▸ **Your task**
Restate each entry below exactly; pictures stay out of the copy.

▸ **Provided records**
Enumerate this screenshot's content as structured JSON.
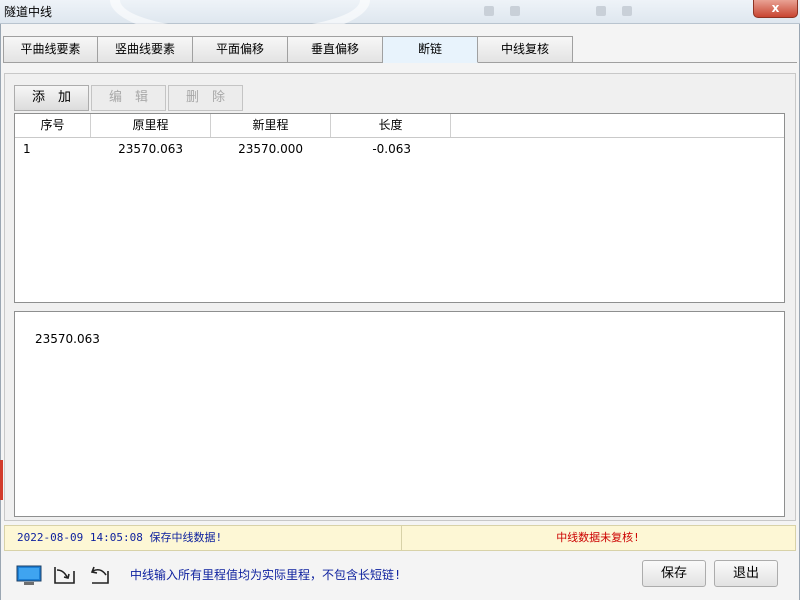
{
  "window": {
    "title": "隧道中线",
    "close_label": "x"
  },
  "tabs": [
    {
      "label": "平曲线要素",
      "active": false
    },
    {
      "label": "竖曲线要素",
      "active": false
    },
    {
      "label": "平面偏移",
      "active": false
    },
    {
      "label": "垂直偏移",
      "active": false
    },
    {
      "label": "断链",
      "active": true
    },
    {
      "label": "中线复核",
      "active": false
    }
  ],
  "toolbar": {
    "add_label": "添　加",
    "edit_label": "编　辑",
    "delete_label": "删　除"
  },
  "table": {
    "columns": [
      "序号",
      "原里程",
      "新里程",
      "长度"
    ],
    "rows": [
      [
        "1",
        "23570.063",
        "23570.000",
        "-0.063"
      ]
    ]
  },
  "detail": {
    "value": "23570.063"
  },
  "status": {
    "left": "2022-08-09 14:05:08 保存中线数据!",
    "right": "中线数据未复核!",
    "left_color": "#0c1f9e",
    "right_color": "#cc0000"
  },
  "footer": {
    "icons": [
      "monitor-icon",
      "import-icon",
      "undo-icon"
    ],
    "hint": "中线输入所有里程值均为实际里程，不包含长短链!",
    "save_label": "保存",
    "exit_label": "退出"
  }
}
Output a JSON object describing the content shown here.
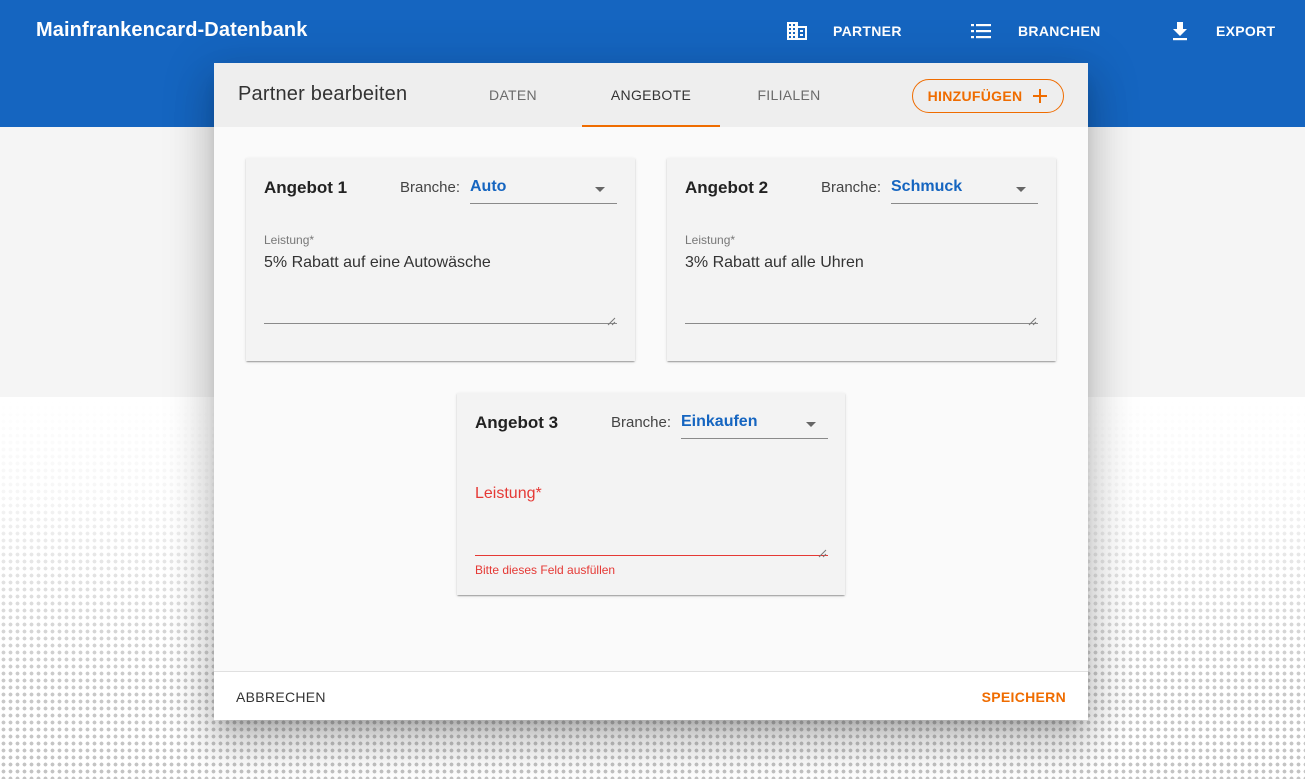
{
  "app": {
    "title": "Mainfrankencard-Datenbank"
  },
  "nav": {
    "partner": "PARTNER",
    "branchen": "BRANCHEN",
    "export": "EXPORT"
  },
  "dialog": {
    "title": "Partner bearbeiten",
    "tabs": {
      "daten": "DATEN",
      "angebote": "ANGEBOTE",
      "filialen": "FILIALEN"
    },
    "active_tab": "ANGEBOTE",
    "add_button": "HINZUFÜGEN",
    "offers": [
      {
        "title": "Angebot 1",
        "branche_label": "Branche:",
        "branche_value": "Auto",
        "leistung_label": "Leistung*",
        "leistung_value": "5% Rabatt auf eine Autowäsche"
      },
      {
        "title": "Angebot 2",
        "branche_label": "Branche:",
        "branche_value": "Schmuck",
        "leistung_label": "Leistung*",
        "leistung_value": "3% Rabatt auf alle Uhren"
      },
      {
        "title": "Angebot 3",
        "branche_label": "Branche:",
        "branche_value": "Einkaufen",
        "leistung_label": "Leistung*",
        "leistung_value": "",
        "error": "Bitte dieses Feld ausfüllen"
      }
    ],
    "footer": {
      "cancel": "ABBRECHEN",
      "save": "SPEICHERN"
    }
  },
  "colors": {
    "primary": "#1565c0",
    "accent": "#ef6c00",
    "error": "#e53935"
  }
}
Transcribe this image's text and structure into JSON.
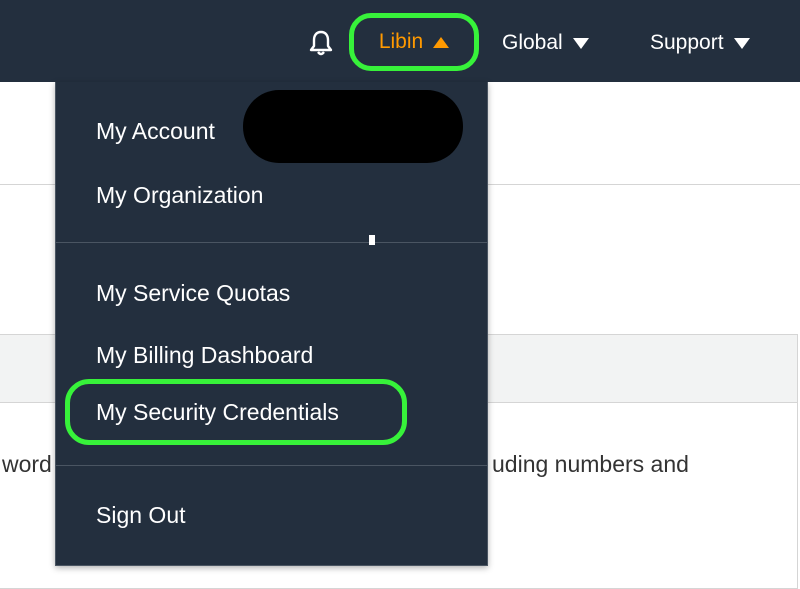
{
  "nav": {
    "bell_icon": "bell-icon",
    "user": "Libin",
    "region": "Global",
    "support": "Support",
    "accent": "#ff9900",
    "highlight": "#37f23a",
    "bar_color": "#232f3e"
  },
  "menu": {
    "account": "My Account",
    "organization": "My Organization",
    "service_quotas": "My Service Quotas",
    "billing": "My Billing Dashboard",
    "security": "My Security Credentials",
    "sign_out": "Sign Out"
  },
  "background": {
    "text_left": "word",
    "text_right": "uding numbers and"
  }
}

▸ **Answer**
Enumerate this screenshot's content as structured JSON.
{
  "window": {
    "title": "隧道中线",
    "close_label": "x"
  },
  "tabs": [
    {
      "label": "平曲线要素",
      "active": false
    },
    {
      "label": "竖曲线要素",
      "active": false
    },
    {
      "label": "平面偏移",
      "active": false
    },
    {
      "label": "垂直偏移",
      "active": false
    },
    {
      "label": "断链",
      "active": true
    },
    {
      "label": "中线复核",
      "active": false
    }
  ],
  "toolbar": {
    "add_label": "添　加",
    "edit_label": "编　辑",
    "delete_label": "删　除"
  },
  "table": {
    "columns": [
      "序号",
      "原里程",
      "新里程",
      "长度"
    ],
    "rows": [
      [
        "1",
        "23570.063",
        "23570.000",
        "-0.063"
      ]
    ]
  },
  "detail": {
    "value": "23570.063"
  },
  "status": {
    "left": "2022-08-09 14:05:08 保存中线数据!",
    "right": "中线数据未复核!",
    "left_color": "#0c1f9e",
    "right_color": "#cc0000"
  },
  "footer": {
    "icons": [
      "monitor-icon",
      "import-icon",
      "undo-icon"
    ],
    "hint": "中线输入所有里程值均为实际里程，不包含长短链!",
    "save_label": "保存",
    "exit_label": "退出"
  }
}
Output a JSON object describing the content shown here.
{
  "app": {
    "title": "Mainfrankencard-Datenbank"
  },
  "nav": {
    "partner": "PARTNER",
    "branchen": "BRANCHEN",
    "export": "EXPORT"
  },
  "dialog": {
    "title": "Partner bearbeiten",
    "tabs": {
      "daten": "DATEN",
      "angebote": "ANGEBOTE",
      "filialen": "FILIALEN"
    },
    "active_tab": "ANGEBOTE",
    "add_button": "HINZUFÜGEN",
    "offers": [
      {
        "title": "Angebot 1",
        "branche_label": "Branche:",
        "branche_value": "Auto",
        "leistung_label": "Leistung*",
        "leistung_value": "5% Rabatt auf eine Autowäsche"
      },
      {
        "title": "Angebot 2",
        "branche_label": "Branche:",
        "branche_value": "Schmuck",
        "leistung_label": "Leistung*",
        "leistung_value": "3% Rabatt auf alle Uhren"
      },
      {
        "title": "Angebot 3",
        "branche_label": "Branche:",
        "branche_value": "Einkaufen",
        "leistung_label": "Leistung*",
        "leistung_value": "",
        "error": "Bitte dieses Feld ausfüllen"
      }
    ],
    "footer": {
      "cancel": "ABBRECHEN",
      "save": "SPEICHERN"
    }
  },
  "colors": {
    "primary": "#1565c0",
    "accent": "#ef6c00",
    "error": "#e53935"
  }
}
Transcribe this image's text and structure into JSON.
{
  "nav": {
    "bell_icon": "bell-icon",
    "user": "Libin",
    "region": "Global",
    "support": "Support",
    "accent": "#ff9900",
    "highlight": "#37f23a",
    "bar_color": "#232f3e"
  },
  "menu": {
    "account": "My Account",
    "organization": "My Organization",
    "service_quotas": "My Service Quotas",
    "billing": "My Billing Dashboard",
    "security": "My Security Credentials",
    "sign_out": "Sign Out"
  },
  "background": {
    "text_left": "word",
    "text_right": "uding numbers and"
  }
}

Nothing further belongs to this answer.